Pre-health students often seek out patient-care experiences, perhaps because they have read admissions committees' statements regarding the need for students to have "clinical experience or patient-care experience." What students don't realize is that this does not mean providing untrained medical care, but rather engaging with patients in ethical and appropriate ways to learn about the patient experience and the environment they will be working in as a future health professional.
Traveling abroad to find opportunities to provide medical care as an untrained individual is unethical and unsafe. The student learning experience should not cause harm or stress to patients or the hosting community.
Watch for Assumptions

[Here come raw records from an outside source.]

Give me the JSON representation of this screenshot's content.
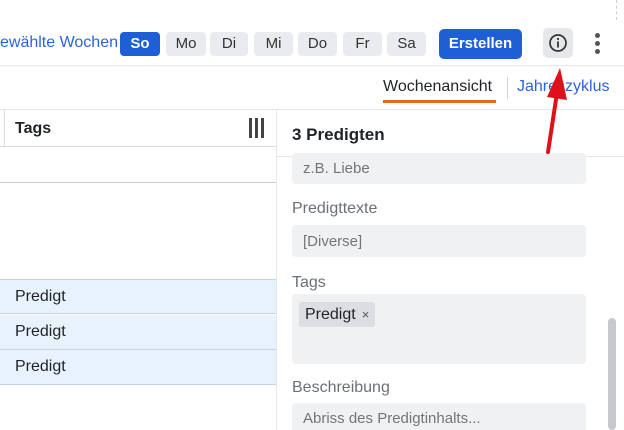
{
  "toolbar": {
    "selected_weeks_label": "ewählte Wochen",
    "days": [
      "So",
      "Mo",
      "Di",
      "Mi",
      "Do",
      "Fr",
      "Sa"
    ],
    "active_day": "So",
    "create_label": "Erstellen",
    "info_icon": "info-circle-icon",
    "more_icon": "vertical-dots-icon"
  },
  "views": {
    "week_label": "Wochenansicht",
    "year_label": "Jahreszyklus",
    "active": "Wochenansicht"
  },
  "table": {
    "column_header": "Tags",
    "columns_icon": "columns-icon",
    "rows": [
      "Predigt",
      "Predigt",
      "Predigt"
    ]
  },
  "panel": {
    "title": "3 Predigten",
    "theme_placeholder": "z.B. Liebe",
    "texts_label": "Predigttexte",
    "texts_value": "[Diverse]",
    "tags_label": "Tags",
    "tags": [
      {
        "label": "Predigt",
        "remove": "×"
      }
    ],
    "description_label": "Beschreibung",
    "description_placeholder": "Abriss des Predigtinhalts..."
  },
  "colors": {
    "accent": "#1f5fd6",
    "link": "#2c64d8",
    "tab_underline": "#e06c1c",
    "row_highlight": "#e8f2fc",
    "annotation": "#e0101a"
  }
}
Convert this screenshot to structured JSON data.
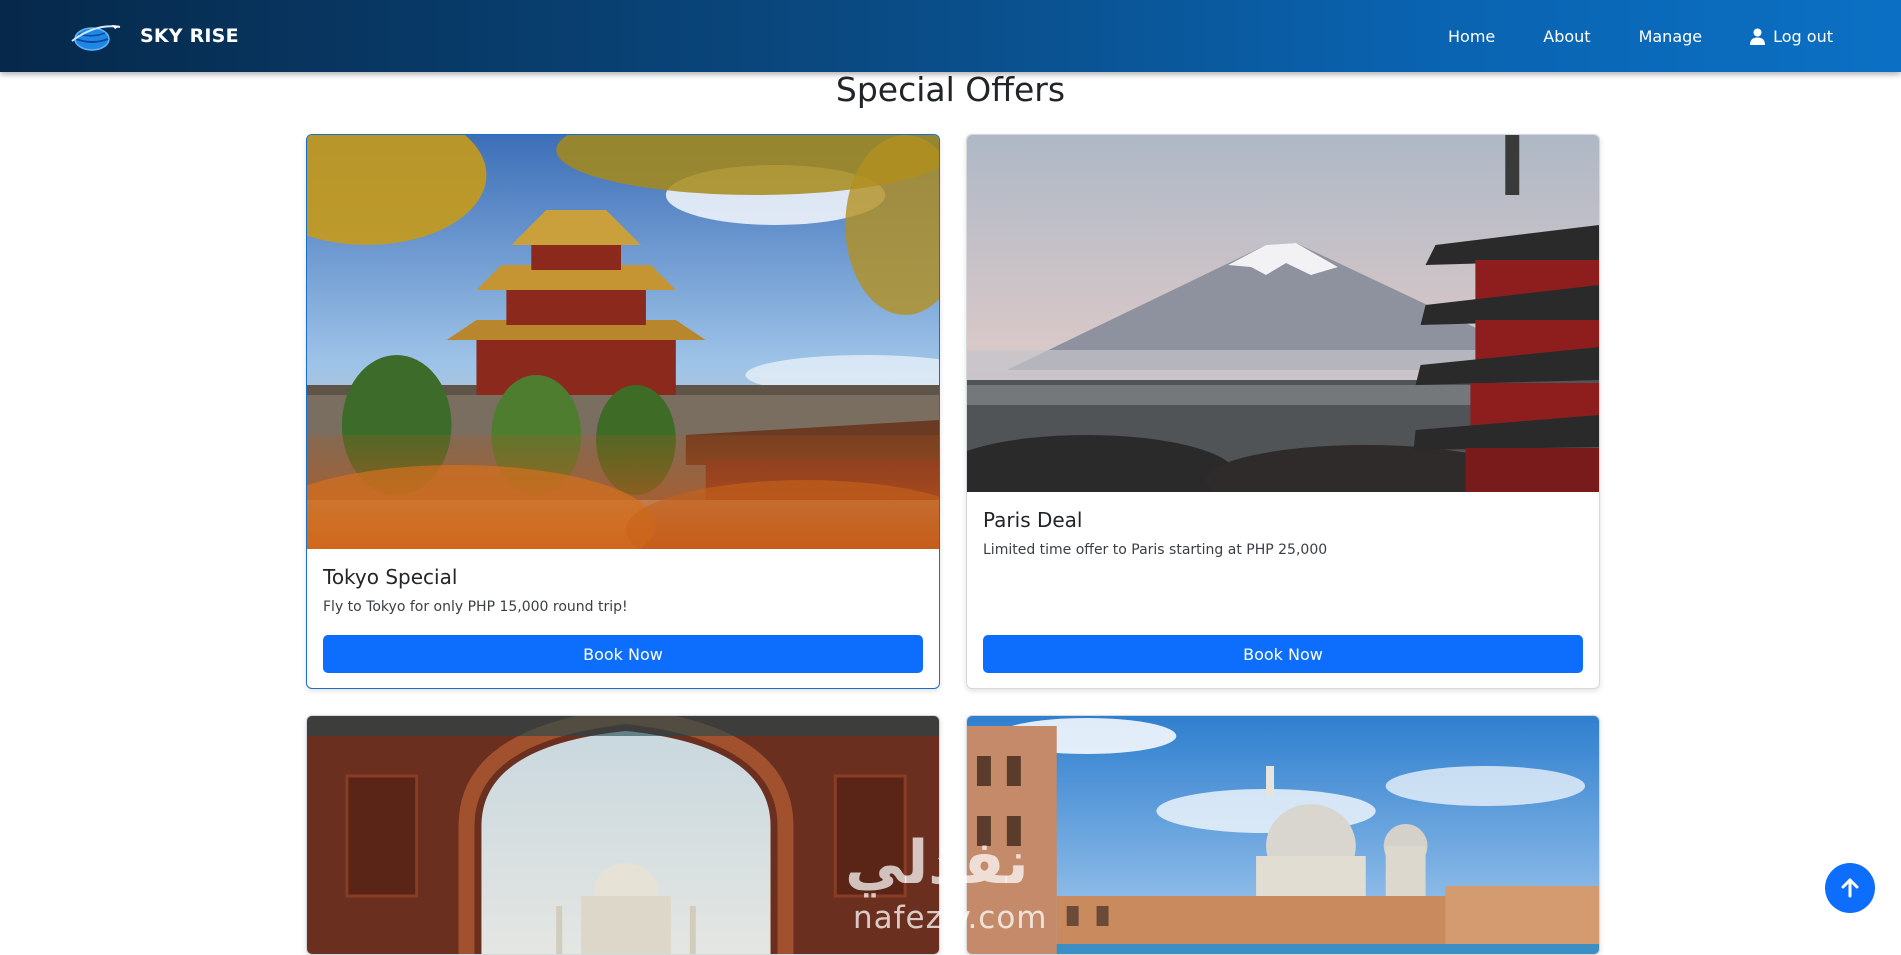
{
  "brand": {
    "name": "SKY RISE",
    "logo_icon": "globe-plane-icon"
  },
  "nav": {
    "items": [
      {
        "label": "Home"
      },
      {
        "label": "About"
      },
      {
        "label": "Manage"
      },
      {
        "label": "Log out",
        "icon": "user-icon"
      }
    ]
  },
  "page": {
    "title": "Special Offers"
  },
  "offers": [
    {
      "title": "Tokyo Special",
      "text": "Fly to Tokyo for only PHP 15,000 round trip!",
      "button": "Book Now",
      "image": "forbidden-city-photo"
    },
    {
      "title": "Paris Deal",
      "text": "Limited time offer to Paris starting at PHP 25,000",
      "button": "Book Now",
      "image": "mount-fuji-photo"
    },
    {
      "image": "taj-mahal-arch-photo"
    },
    {
      "image": "venice-photo"
    }
  ],
  "back_to_top": {
    "icon": "arrow-up-icon"
  },
  "watermark": {
    "arabic": "نفذلي",
    "latin": "nafezly.com"
  },
  "colors": {
    "primary": "#0d6efd",
    "navbar_start": "#06284a",
    "navbar_end": "#0b70c4"
  }
}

Students who travel into resource-poor communities may make inappropriate assumptions about the situation and about their own capacity and level of contribution. Often students are unaware that the organization responsible for their experience may not be engaged with the health professionals in that community, and therefore they don't encounter the health professionals who work in that community. This can lead students to assume that there is no care, and that any care (aka students providing care) is better than no care. Students need to understand that if the issue at hand is a workforce shortage, supplying untrained students from another country is not the solution and, in most situations, will probably exacerbate the problem.